TI’s wireless BMS consists of the CC2662R-Q1 wireless MCU and the BQ79616-Q1 16-channel automotive battery monitor, balancer and protector. The main pillar of the system however is probably Texas Instruments’ proprietary software protocol running on this MCU – the company claims that this is the industry’s highest-performing solution for wireless BMS.
Wireless BMS, in general, have the big advantage that they help developers to reduce the cabling complexity. By reducing complex cabling, the batteries also lose weight and become cheaper – a significant benefit in today’s EVs at the verge of entering cost-sensitive mass market. In addition, the systems gain reliability and robustness. At least according to the argumentation of the providers, such systems are less susceptible to failure. While the theoretical possibility of RF-induced interference comes into play with wireless systems, TI says it has taken this issue into account by developing a highly secure radio protocol that includes features such as AES-128 data encryption, key exchange and refreshment, message integrity checks and a unique device authentication.

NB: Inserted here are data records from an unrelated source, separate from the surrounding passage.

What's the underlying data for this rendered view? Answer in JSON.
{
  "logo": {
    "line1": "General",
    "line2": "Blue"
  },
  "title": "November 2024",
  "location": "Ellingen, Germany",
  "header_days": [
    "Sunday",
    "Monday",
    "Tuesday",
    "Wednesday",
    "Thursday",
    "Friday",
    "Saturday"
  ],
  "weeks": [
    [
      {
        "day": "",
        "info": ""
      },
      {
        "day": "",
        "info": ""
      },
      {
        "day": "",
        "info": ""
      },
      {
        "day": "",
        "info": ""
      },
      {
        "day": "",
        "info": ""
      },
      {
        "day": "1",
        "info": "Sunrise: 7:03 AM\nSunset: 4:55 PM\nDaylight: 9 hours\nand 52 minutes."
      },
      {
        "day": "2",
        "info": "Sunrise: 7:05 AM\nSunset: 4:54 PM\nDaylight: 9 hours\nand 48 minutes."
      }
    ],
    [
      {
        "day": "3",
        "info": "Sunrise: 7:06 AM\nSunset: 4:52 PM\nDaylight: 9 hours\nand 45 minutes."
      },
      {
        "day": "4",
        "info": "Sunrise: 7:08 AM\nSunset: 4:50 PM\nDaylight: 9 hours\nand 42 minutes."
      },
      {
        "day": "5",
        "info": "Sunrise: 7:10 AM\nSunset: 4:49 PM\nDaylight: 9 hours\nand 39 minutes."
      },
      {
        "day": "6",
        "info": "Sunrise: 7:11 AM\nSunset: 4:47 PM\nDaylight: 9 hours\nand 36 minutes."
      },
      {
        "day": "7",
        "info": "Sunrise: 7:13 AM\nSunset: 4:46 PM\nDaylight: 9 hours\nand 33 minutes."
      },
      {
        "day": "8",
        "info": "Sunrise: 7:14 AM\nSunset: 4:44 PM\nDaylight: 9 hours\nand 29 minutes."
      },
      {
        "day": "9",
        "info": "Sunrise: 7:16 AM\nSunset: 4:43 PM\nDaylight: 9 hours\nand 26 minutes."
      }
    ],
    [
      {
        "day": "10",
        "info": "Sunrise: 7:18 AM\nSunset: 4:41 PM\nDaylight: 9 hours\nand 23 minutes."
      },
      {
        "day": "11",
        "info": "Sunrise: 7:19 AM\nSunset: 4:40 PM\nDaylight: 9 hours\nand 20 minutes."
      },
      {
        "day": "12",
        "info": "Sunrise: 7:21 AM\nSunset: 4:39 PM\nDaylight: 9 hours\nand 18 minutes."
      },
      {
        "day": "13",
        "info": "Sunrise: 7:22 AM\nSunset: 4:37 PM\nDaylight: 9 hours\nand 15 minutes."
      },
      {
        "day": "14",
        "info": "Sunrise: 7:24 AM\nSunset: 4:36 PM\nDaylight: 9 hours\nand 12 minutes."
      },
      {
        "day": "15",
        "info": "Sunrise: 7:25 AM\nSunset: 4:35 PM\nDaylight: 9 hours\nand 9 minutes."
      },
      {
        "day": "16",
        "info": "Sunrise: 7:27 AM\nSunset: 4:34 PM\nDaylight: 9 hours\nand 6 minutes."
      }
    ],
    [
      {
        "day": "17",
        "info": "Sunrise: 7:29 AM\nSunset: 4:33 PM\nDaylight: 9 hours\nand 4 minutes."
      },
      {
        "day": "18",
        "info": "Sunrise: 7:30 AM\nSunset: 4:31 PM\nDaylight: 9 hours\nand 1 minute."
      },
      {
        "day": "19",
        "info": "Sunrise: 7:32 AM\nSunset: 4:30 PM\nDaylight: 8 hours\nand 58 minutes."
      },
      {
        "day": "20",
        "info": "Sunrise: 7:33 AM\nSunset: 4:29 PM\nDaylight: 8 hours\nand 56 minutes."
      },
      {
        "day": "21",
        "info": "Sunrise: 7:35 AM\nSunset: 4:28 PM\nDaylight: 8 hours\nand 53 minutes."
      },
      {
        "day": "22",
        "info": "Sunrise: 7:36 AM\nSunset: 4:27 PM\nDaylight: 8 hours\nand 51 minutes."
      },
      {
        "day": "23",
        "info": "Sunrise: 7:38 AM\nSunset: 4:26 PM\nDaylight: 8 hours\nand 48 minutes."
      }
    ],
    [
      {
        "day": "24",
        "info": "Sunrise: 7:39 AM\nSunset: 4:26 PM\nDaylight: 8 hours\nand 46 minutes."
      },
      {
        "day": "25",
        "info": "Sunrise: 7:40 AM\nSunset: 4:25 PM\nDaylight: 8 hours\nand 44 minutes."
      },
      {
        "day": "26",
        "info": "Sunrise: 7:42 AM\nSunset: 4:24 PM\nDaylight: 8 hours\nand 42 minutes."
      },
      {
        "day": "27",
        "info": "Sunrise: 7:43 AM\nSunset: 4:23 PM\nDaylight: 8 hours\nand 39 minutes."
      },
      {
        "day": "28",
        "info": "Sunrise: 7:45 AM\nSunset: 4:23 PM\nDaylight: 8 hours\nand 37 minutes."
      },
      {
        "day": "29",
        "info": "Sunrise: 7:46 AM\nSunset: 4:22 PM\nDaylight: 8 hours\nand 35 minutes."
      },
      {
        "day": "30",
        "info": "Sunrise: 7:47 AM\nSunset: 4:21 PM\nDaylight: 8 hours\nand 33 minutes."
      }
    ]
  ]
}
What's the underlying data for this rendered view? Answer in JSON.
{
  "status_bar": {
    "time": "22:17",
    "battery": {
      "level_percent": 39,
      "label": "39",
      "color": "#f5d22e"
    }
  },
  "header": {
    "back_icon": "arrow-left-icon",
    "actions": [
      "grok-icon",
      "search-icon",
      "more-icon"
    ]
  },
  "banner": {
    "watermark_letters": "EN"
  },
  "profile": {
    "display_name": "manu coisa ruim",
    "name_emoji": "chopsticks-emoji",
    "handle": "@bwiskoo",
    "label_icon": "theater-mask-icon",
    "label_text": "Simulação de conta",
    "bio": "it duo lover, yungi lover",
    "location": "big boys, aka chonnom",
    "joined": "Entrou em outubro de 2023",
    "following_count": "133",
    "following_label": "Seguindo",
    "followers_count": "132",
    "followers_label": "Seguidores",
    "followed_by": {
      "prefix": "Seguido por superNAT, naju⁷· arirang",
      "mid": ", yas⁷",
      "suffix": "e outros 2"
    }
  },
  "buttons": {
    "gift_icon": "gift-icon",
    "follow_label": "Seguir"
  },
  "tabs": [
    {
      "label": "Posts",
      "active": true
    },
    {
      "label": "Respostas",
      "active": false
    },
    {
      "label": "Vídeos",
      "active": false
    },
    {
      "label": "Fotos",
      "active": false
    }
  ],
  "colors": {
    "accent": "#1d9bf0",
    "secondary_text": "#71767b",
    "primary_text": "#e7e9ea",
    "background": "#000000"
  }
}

This deterministic protocol provides the highest throughput in the market claims TI. Thus, it enables automakers to create a battery module using a single wireless system-on-chip connected with multiple BQ79616-Q1 battery monitors for different configurations such as 32-, 48- and 60-cell systems. The system is designed to support up to 100 nodes with a very low latency of less than 2 ms per node and time-synchronized measurements across every node. The CC2662R-Q1 wireless MCU isolates individual cell monitoring units, eliminating the need for and cost of daisy-chain isolation components.